Cardiac resynchronization therapy (CRT) by biventricular pacing is indicated in patients with severe heart failure and left bundle branch block who remain symptomatic despite optimal medical therapy. The relationship between baseline resting perfusion pattern and hemodynamic response to CRT has not been fully investigated. We tested the usefulness of perfusion gated SPECT for baseline evaluation and follow-up of these patients. Methods: In 20 patients, we performed gated SPECT before CRT and at the 3-mo follow up. Left ventricular (LV) ejection fraction (EF), end-diastolic (ED) and end-systolic (ES) volume indexes (VI), and wall motion score index (WMSI) were measured and compared with clinical outcome. Results: One patient died before follow-up. The 19 remaining patients were classified into 1 of 2 groups according to the presence (group A) or absence (group B) of a significant severe perfusion defect at baseline before CRT. At the 3-mo follow-up, 6 of 10 group A and 8 of 9 group B patients had an improvement in New York Heart Association class. In both groups, quality of life, 6-min walking distance, and WMSI significantly improved. In group A, no significant change was registered in LVEF, LVEDVI, or LVESVI. In group B, LVEF increased from 23.1% ± 8% to 27.1% ± 11% (P <0.03) and LVEDVI and LVESVI decreased from 159 ± 70 mL to 135 ± 68 mL (P <0.02) and from 127 ± 67 mL to 104 ± 65 mL (P <0.01), respectively. Conclusion: Perfusion gated SPECT appears useful to characterize and follow up candidates for CRT. Despite clinical improvement, patients with severe resting perfusion defects do not show significant improvement in LVEF or reduction in LV volumes.

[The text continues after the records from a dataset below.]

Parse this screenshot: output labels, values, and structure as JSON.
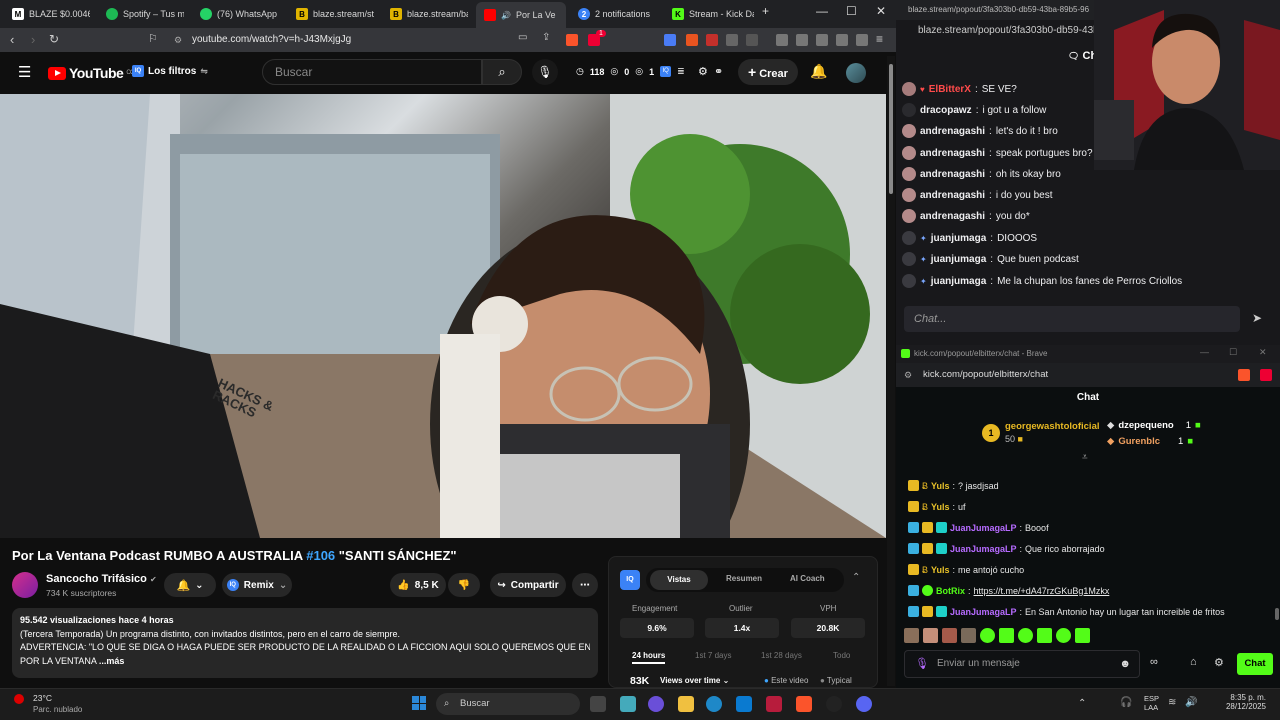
{
  "browser": {
    "tabs": [
      {
        "label": "BLAZE $0.00460",
        "icon": "blaze-icon"
      },
      {
        "label": "Spotify – Tus me",
        "icon": "spotify-icon"
      },
      {
        "label": "(76) WhatsApp",
        "icon": "whatsapp-icon"
      },
      {
        "label": "blaze.stream/stre",
        "icon": "blaze-icon"
      },
      {
        "label": "blaze.stream/bac",
        "icon": "blaze-icon"
      },
      {
        "label": "Por La Ve",
        "icon": "youtube-icon"
      },
      {
        "label": "2 notifications",
        "icon": "notification-icon"
      },
      {
        "label": "Stream - Kick Da",
        "icon": "kick-icon"
      }
    ],
    "url": "youtube.com/watch?v=h-J43MxjgJg",
    "extension_badge": "1"
  },
  "youtube": {
    "logo_text": "YouTube",
    "logo_sup": "CO",
    "filters_label": "Los filtros",
    "search_placeholder": "Buscar",
    "header_stats": {
      "a": "118",
      "b": "0",
      "c": "1"
    },
    "create_label": "Crear",
    "video": {
      "title_main": "Por La Ventana Podcast RUMBO A AUSTRALIA ",
      "title_tag": "#106",
      "title_end": " \"SANTI SÁNCHEZ\"",
      "watermark": "HACKS & RACKS"
    },
    "channel": {
      "name": "Sancocho Trifásico",
      "subs": "734 K suscriptores"
    },
    "remix_label": "Remix",
    "likes": "8,5 K",
    "share_label": "Compartir",
    "description": {
      "stats": "95.542 visualizaciones  hace 4 horas",
      "line1": "(Tercera Temporada) Un programa distinto, con invitados distintos, pero en el carro de siempre.",
      "line2": "ADVERTENCIA: \"LO QUE SE DIGA O HAGA PUEDE SER PRODUCTO DE LA REALIDAD O LA FICCION AQUI SOLO QUEREMOS QUE ENTREN",
      "line3": "POR LA VENTANA",
      "more": "...más"
    },
    "iq_panel": {
      "tabs": [
        "Vistas",
        "Resumen",
        "AI Coach"
      ],
      "metrics": [
        {
          "label": "Engagement",
          "value": "9.6%"
        },
        {
          "label": "Outlier",
          "value": "1.4x"
        },
        {
          "label": "VPH",
          "value": "20.8K"
        }
      ],
      "ranges": [
        "24 hours",
        "1st 7 days",
        "1st 28 days",
        "Todo"
      ],
      "views": "83K",
      "views_dropdown": "Views over time",
      "legend": [
        "Este video",
        "Typical"
      ]
    }
  },
  "blaze_chat": {
    "url": "blaze.stream/popout/3fa303b0-db59-43ba",
    "topbar": "blaze.stream/popout/3fa303b0-db59-43ba-89b5-96",
    "chat_tab": "Cha",
    "messages": [
      {
        "user": "ElBitterX",
        "text": "SE VE?",
        "color": "#ff4b4b"
      },
      {
        "user": "dracopawz",
        "text": "i got u a follow",
        "color": "#efeff1"
      },
      {
        "user": "andrenagashi",
        "text": "let's do it ! bro",
        "color": "#efeff1"
      },
      {
        "user": "andrenagashi",
        "text": "speak portugues bro?",
        "color": "#efeff1"
      },
      {
        "user": "andrenagashi",
        "text": "oh its okay bro",
        "color": "#efeff1"
      },
      {
        "user": "andrenagashi",
        "text": "i do you best",
        "color": "#efeff1"
      },
      {
        "user": "andrenagashi",
        "text": "you do*",
        "color": "#efeff1"
      },
      {
        "user": "juanjumaga",
        "text": "DIOOOS",
        "color": "#efeff1"
      },
      {
        "user": "juanjumaga",
        "text": "Que buen podcast",
        "color": "#efeff1"
      },
      {
        "user": "juanjumaga",
        "text": "Me la chupan los fanes de Perros Criollos",
        "color": "#efeff1"
      }
    ],
    "input_placeholder": "Chat..."
  },
  "kick_chat": {
    "window_title": "kick.com/popout/elbitterx/chat - Brave",
    "url": "kick.com/popout/elbitterx/chat",
    "header": "Chat",
    "leaderboard": [
      {
        "rank": "1",
        "name": "georgewashtoloficial",
        "value": "50"
      },
      {
        "name": "dzepequeno",
        "value": "1"
      },
      {
        "name": "Gurenblc",
        "value": "1"
      }
    ],
    "messages": [
      {
        "user": "Yuls",
        "text": "? jasdjsad",
        "color": "#e8c22a"
      },
      {
        "user": "Yuls",
        "text": "uf",
        "color": "#e8c22a"
      },
      {
        "user": "JuanJumagaLP",
        "text": "Booof",
        "color": "#b66bff"
      },
      {
        "user": "JuanJumagaLP",
        "text": "Que rico aborrajado",
        "color": "#b66bff"
      },
      {
        "user": "Yuls",
        "text": "me antojó cucho",
        "color": "#e8c22a"
      },
      {
        "user": "BotRix",
        "text": "https://t.me/+dA47rzGKuBg1Mzkx",
        "color": "#53fc18"
      },
      {
        "user": "JuanJumagaLP",
        "text": "En San Antonio hay un lugar tan increible de fritos",
        "color": "#b66bff"
      }
    ],
    "input_placeholder": "Enviar un mensaje",
    "send_label": "Chat"
  },
  "taskbar": {
    "weather_temp": "23°C",
    "weather_desc": "Parc. nublado",
    "search_label": "Buscar",
    "lang": "ESP",
    "lang2": "LAA",
    "time": "8:35 p. m.",
    "date": "28/12/2025"
  }
}
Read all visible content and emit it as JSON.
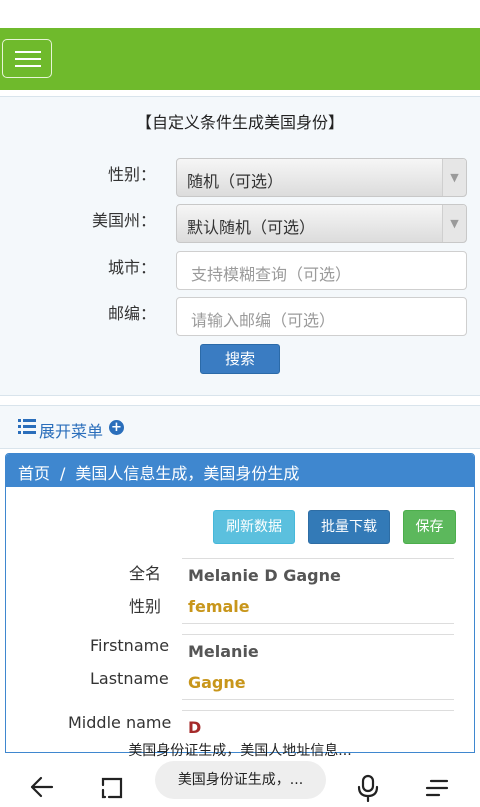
{
  "filter": {
    "title": "【自定义条件生成美国身份】",
    "gender_label": "性别：",
    "gender_value": "随机（可选）",
    "state_label": "美国州：",
    "state_value": "默认随机（可选）",
    "city_label": "城市：",
    "city_placeholder": "支持模糊查询（可选）",
    "zip_label": "邮编：",
    "zip_placeholder": "请输入邮编（可选）",
    "search_label": "搜索"
  },
  "menu": {
    "label": "展开菜单"
  },
  "panel": {
    "breadcrumb_home": "首页",
    "breadcrumb_sep": "/",
    "breadcrumb_current": "美国人信息生成，美国身份生成",
    "refresh_label": "刷新数据",
    "batch_label": "批量下载",
    "save_label": "保存",
    "fields": {
      "fullname_label": "全名",
      "fullname_value": "Melanie D Gagne",
      "gender_label": "性别",
      "gender_value": "female",
      "firstname_label": "Firstname",
      "firstname_value": "Melanie",
      "lastname_label": "Lastname",
      "lastname_value": "Gagne",
      "middlename_label": "Middle name",
      "middlename_value": "D"
    }
  },
  "browser": {
    "page_caption": "美国身份证生成，美国人地址信息...",
    "url_text": "美国身份证生成，..."
  },
  "colors": {
    "brand_green": "#6fba2c",
    "primary_blue": "#3f87cf",
    "value_gold": "#c8961b",
    "value_red": "#a52a2a"
  },
  "icons": [
    "hamburger-icon",
    "list-icon",
    "plus-circle-icon",
    "back-arrow-icon",
    "tabs-icon",
    "microphone-icon",
    "menu-lines-icon"
  ]
}
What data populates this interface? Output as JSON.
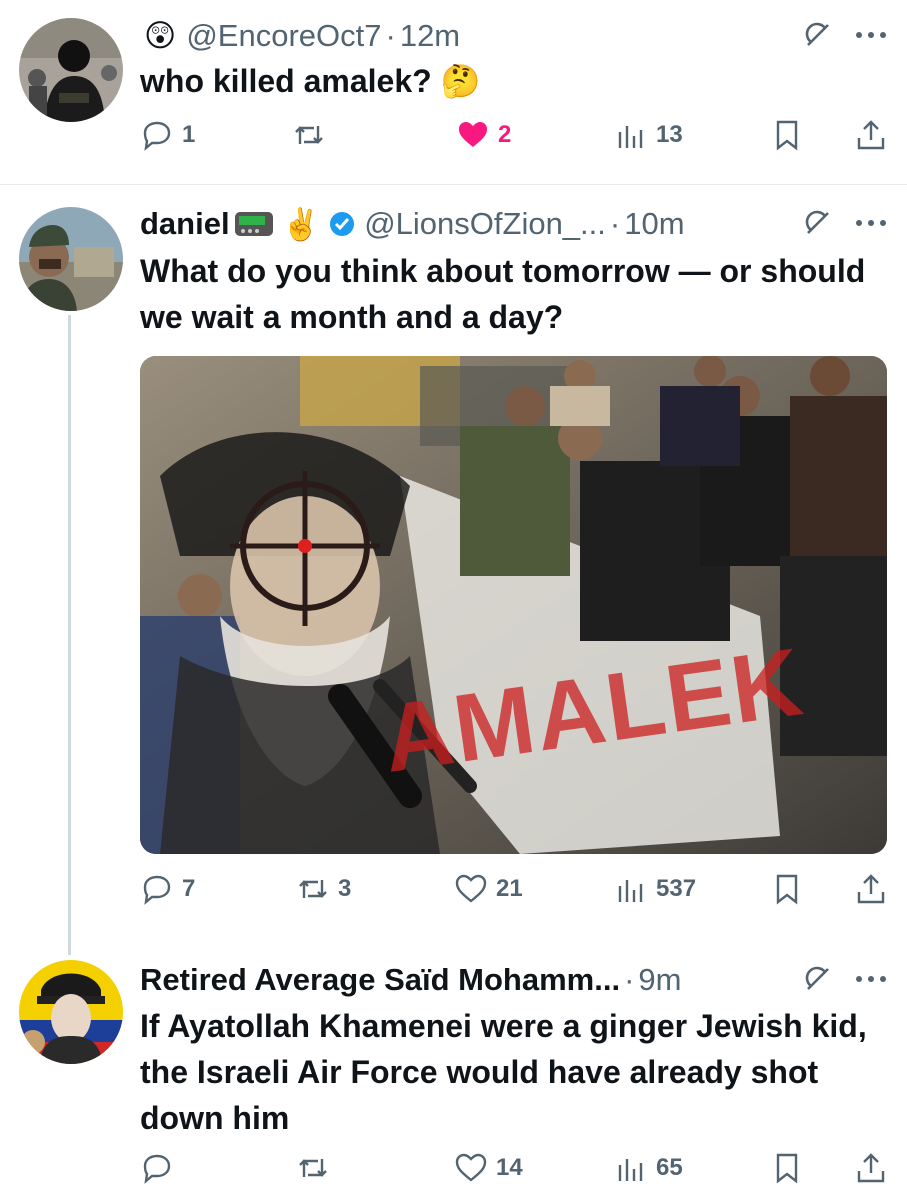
{
  "posts": [
    {
      "emoji": "😲",
      "name": "",
      "handle": "@EncoreOct7",
      "separator": "·",
      "time": "12m",
      "text": "who killed amalek? 🤔",
      "replies": "1",
      "reposts": "",
      "likes": "2",
      "views": "13"
    },
    {
      "name": "daniel",
      "badge_emoji": "📟",
      "peace_emoji": "✌️",
      "verified": true,
      "handle": "@LionsOfZion_...",
      "separator": "·",
      "time": "10m",
      "text": "What do you think about tomorrow — or should we wait a month and a day?",
      "media": {
        "overlay_text": "AMALEK"
      },
      "replies": "7",
      "reposts": "3",
      "likes": "21",
      "views": "537"
    },
    {
      "name": "Retired Average Saïd Mohamm...",
      "separator": "·",
      "time": "9m",
      "text": "If Ayatollah Khamenei were a ginger Jewish kid, the Israeli Air Force would have already shot down him",
      "replies": "",
      "reposts": "",
      "likes": "14",
      "views": "65"
    }
  ],
  "icons": {
    "reply": "reply-icon",
    "repost": "repost-icon",
    "like": "heart-icon",
    "views": "views-icon",
    "bookmark": "bookmark-icon",
    "share": "share-icon",
    "grok": "grok-icon",
    "more": "more-icon"
  },
  "colors": {
    "muted": "#536471",
    "like_active": "#f91880",
    "verified": "#1d9bf0",
    "text": "#0f1419"
  }
}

|Number of pages||5|
|Journal||Journal of Nuclear Medicine|
|Publication status||Published - Feb 1 2004|
- Heart failure
- Perfusion scintigraphy
ASJC Scopus subject areas
- Radiological and Ultrasound Technology